  • Questia's entire collection
  • Automatic bibliography creation
  • More helpful research tools like notes, citations, and highlights
  • Ad-free environment

Already a member? Log in now.

Notes for this article

Add a new note
If you are trying to select text to create highlights or citations, remember that you must now click or tap on the first word, and then click or tap on the last word.
One moment ...
Project items

Items saved from this article

This article has been saved
Highlights (0)
Some of your highlights are legacy items.

Highlights saved before July 30, 2012 will not be displayed on their respective source pages.

You can easily re-create the highlights by opening the book page or article, selecting the text, and clicking “Highlight.”

Citations (0)
Some of your citations are legacy items.

Any citation created before July 30, 2012 will labeled as a “Cited page.” New citations will be saved as cited passages, pages or articles.

We also added the ability to view new citations from your projects or the book or article where you created them.

Notes (0)
Bookmarks (0)

You have no saved items from this article

Project items include:
  • Saved book/article
  • Highlights
  • Quotes/citations
  • Notes
  • Bookmarks
Notes
Cite this article

Cited article

Style
Citations are available only to our active members.
Sign up now to cite pages or passages in MLA, APA and Chicago citation styles.

(Einhorn, 1992, p. 25)

(Einhorn 25)

1

1. Lois J. Einhorn, Abraham Lincoln, the Orator: Penetrating the Lincoln Legend (Westport, CT: Greenwood Press, 1992), 25, http://www.questia.com/read/27419298.

Cited article

Videoconferencing Comes of Age
Settings

Settings

Typeface
Text size Smaller Larger
Search within

Search within this article

Look up

Look up a word

  • Dictionary
  • Thesaurus
Please submit a word or phrase above.
Print this page

Print this page

Why can't I print more than one page at a time?

Full screen

matching results for page

Cited passage

Style
Citations are available only to our active members.
Sign up now to cite pages or passages in MLA, APA and Chicago citation styles.

"Portraying himself as an honest, ordinary person helped Lincoln identify with his audiences." (Einhorn, 1992, p. 25).

"Portraying himself as an honest, ordinary person helped Lincoln identify with his audiences." (Einhorn 25)

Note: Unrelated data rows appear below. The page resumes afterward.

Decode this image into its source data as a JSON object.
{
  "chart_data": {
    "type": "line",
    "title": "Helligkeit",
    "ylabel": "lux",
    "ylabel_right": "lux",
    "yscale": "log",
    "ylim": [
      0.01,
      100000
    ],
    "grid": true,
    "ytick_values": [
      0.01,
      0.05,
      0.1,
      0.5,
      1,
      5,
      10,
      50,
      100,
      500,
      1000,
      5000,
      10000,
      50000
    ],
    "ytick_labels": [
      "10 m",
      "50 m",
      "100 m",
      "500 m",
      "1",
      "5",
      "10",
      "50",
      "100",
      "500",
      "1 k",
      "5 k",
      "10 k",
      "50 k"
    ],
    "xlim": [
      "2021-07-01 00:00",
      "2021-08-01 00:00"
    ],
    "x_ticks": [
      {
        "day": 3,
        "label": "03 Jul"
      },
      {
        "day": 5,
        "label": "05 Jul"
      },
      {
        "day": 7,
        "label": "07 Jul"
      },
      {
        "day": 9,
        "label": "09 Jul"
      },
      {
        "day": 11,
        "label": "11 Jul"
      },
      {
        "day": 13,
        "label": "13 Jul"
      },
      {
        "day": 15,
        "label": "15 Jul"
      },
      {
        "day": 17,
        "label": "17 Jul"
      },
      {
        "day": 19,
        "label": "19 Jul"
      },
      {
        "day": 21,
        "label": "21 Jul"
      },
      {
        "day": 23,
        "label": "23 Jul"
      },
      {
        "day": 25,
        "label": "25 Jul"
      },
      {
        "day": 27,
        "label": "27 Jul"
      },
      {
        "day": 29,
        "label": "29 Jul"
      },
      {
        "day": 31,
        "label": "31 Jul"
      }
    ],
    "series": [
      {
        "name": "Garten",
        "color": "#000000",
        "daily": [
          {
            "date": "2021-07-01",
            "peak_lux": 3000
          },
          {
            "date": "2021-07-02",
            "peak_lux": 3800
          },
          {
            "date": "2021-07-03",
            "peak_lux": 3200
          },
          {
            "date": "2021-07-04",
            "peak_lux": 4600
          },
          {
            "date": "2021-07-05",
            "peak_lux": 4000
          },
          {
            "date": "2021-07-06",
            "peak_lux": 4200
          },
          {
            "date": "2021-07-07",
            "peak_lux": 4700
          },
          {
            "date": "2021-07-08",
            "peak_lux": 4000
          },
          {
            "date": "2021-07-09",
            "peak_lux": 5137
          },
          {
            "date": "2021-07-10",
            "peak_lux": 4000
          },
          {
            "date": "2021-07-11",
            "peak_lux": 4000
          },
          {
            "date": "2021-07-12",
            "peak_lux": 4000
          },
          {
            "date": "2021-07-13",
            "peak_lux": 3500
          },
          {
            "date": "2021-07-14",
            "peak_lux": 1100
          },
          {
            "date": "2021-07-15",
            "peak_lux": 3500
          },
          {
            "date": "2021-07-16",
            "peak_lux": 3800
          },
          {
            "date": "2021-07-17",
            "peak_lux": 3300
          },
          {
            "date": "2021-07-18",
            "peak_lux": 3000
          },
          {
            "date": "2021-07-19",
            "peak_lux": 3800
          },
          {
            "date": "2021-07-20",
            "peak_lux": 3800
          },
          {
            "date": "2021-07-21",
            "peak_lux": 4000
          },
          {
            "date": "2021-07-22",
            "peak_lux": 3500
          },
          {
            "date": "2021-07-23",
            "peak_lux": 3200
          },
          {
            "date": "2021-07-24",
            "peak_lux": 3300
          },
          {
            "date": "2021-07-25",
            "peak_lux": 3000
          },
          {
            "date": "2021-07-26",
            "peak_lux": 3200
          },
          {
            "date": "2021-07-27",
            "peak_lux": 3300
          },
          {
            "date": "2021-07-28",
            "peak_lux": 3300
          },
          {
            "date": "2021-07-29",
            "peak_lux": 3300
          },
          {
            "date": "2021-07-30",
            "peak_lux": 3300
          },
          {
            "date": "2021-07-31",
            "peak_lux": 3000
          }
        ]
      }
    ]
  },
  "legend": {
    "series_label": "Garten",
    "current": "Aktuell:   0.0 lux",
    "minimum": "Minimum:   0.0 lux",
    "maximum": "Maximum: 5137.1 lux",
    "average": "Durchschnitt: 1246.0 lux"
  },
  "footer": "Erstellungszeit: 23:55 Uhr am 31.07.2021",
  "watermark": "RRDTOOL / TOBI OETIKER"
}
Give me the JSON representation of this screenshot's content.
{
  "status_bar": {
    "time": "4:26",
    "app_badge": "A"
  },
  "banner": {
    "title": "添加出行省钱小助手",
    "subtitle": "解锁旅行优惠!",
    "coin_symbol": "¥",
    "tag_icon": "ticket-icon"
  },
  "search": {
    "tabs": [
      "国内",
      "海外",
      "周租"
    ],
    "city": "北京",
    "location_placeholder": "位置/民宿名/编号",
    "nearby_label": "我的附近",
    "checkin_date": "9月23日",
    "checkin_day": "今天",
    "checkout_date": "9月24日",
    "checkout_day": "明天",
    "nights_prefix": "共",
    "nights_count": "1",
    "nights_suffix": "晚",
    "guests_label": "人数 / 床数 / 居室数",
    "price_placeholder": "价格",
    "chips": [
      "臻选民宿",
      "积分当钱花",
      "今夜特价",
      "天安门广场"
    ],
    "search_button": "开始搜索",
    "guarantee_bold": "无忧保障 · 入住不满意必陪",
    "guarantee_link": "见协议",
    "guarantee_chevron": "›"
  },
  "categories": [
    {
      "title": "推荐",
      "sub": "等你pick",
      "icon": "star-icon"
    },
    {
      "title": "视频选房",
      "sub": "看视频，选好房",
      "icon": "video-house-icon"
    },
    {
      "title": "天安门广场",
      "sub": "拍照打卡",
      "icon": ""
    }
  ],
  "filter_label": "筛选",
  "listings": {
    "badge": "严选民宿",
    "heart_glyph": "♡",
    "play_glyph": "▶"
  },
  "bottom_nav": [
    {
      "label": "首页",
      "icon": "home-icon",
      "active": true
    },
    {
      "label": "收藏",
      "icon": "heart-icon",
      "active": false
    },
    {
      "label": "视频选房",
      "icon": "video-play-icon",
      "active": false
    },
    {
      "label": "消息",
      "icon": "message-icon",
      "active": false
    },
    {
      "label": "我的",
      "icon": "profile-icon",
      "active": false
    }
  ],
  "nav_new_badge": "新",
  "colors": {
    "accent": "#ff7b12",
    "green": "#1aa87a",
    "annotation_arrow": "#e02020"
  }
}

"Portraying himself as an honest, ordinary person helped Lincoln identify with his audiences."1

1. Lois J. Einhorn, Abraham Lincoln, the Orator: Penetrating the Lincoln Legend (Westport, CT: Greenwood Press, 1992), 25, http://www.questia.com/read/27419298.

Cited passage

Welcome to the new Questia Reader

The Questia Reader has been updated to provide you with an even better online reading experience.  It is now 100% Responsive, which means you can read our books and articles on any sized device you wish.  All of your favorite tools like notes, highlights, and citations are still here, but the way you select text has been updated to be easier to use, especially on touchscreen devices.  Here's how:

1. Click or tap the first word you want to select.
2. Click or tap the last word you want to select.

OK, got it!

Thanks for trying Questia!

Please continue trying out our research tools, but please note, full functionality is available only to our active members.

Your work will be lost once you leave this Web page.

For full access in an ad-free environment, sign up now for a FREE, 1-day trial.

Already a member? Log in now.